Folks who follow the Red Sox don’t stress when they see a sizeable lead in the AL East disappear like Whitey Bulger, and notice that the Yankees are making a move. That’s because they’re used to stress. They live with stress 24/7. They’ve had a lot of practice coping with stress. Compared to them, air traffic controllers at our busiest airports are Zen bunnies.

And..."hyperbolic crap"? Yep, that's another one of our labels. Perfect.

The PGA Championship is scheduled to take place in two weeks at Southern Hills in Tulsa, Okla. The best thing that could happen to the Red Sox would be for Mickelson to snap out of his funk and win another major. That would illustrate to them that negative habits can be broken.

Wow. That would be pretty damn good for them. I had an idea too, but yours is better. So here's what I think is the second best thing that could happen to the Red Sox: they don't lose another game this season.

Estimated number of Red Sox players who give a crap how Phil Mickelson golfs: 1.5

A generous 1.5

But if he doesn’t win? No big deal. The Red Sox will cope. They’re used to this. Really.

Phil Mickelson, the fate of the A.L. East is in your hands. Just know that if you mess this up, the Boston Red Sox will forever look to you as the reason they didn't make it this year, because you didn't lead them by example. Why is that your problem? Ventre said so.

5 comments:

pnoles said...

Fuck that, Fire Joe Morgan did a writeup of the same article just before me. Ah well....

larry b said...

good find and all (how many morons try to combine golf with baseball? at least one i guess) but i'm 99% sure the stuff about ortiz and jd drew and schilling breaking out is sarcasm. note the transition from the sarcasm in the "the red sox never ever choke down the stretch" section right before.

m said...

Pythagenport?

pnoles said...

pythagenport expected won-loss record.

yeah....upon reading that again, i suppose it is....i'll edit this

larry b said...

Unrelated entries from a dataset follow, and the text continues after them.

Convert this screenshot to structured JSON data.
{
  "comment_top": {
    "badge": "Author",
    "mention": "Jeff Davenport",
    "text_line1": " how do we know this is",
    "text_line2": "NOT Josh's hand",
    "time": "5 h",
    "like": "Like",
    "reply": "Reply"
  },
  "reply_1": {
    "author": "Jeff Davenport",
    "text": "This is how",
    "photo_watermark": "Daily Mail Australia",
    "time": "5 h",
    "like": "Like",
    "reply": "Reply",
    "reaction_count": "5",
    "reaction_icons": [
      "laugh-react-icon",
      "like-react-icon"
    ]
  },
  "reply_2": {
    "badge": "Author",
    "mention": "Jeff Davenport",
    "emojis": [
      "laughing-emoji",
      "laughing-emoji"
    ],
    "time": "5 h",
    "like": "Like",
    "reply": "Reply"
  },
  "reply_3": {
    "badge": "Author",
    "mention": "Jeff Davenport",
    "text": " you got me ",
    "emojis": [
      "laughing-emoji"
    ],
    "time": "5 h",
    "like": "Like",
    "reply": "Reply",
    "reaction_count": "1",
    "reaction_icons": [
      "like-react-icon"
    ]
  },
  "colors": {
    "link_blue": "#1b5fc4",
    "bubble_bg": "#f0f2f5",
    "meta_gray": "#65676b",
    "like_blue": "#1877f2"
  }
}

m- it's a rough formula that (supposedly) indicates what a team's record should be based on how good they are at scoring runs and not allowing runs. google it to get a full explanation. the basic idea behind it is: if you win 2 games 10-0, and lose 4 games 2-1, you're not really that bad of a team. not team that should be winning only a third of its games anyways. you're very good at scoring runs (in general, no, it doesn't take situational ability into account or anything) and not that bad at allowing runs. so if you keep scoring and allowing runs at that pace, you should end up winning a lot more games than you lose despite your current 2-4 record. conversely, if you win 4 games 2-1 and lose 2 game 10-0, your run totals indicate you're probably not going to keep up your .667 pace. its a very curde tool, but can offer some very useful information from time to time. this season the yankees "should" have a much better record than they do, and the diamondbacks "should" have a much worse record. it's no coincidence that the former has a terrible bullpen (theoretically causing them to lose a lot of close games) and the latter has an amazing bullpen. but right now it's a safe bet to assume the yankees will make a good run at the red sox and the d-backs will fade out of the NL west race. probably. maybe.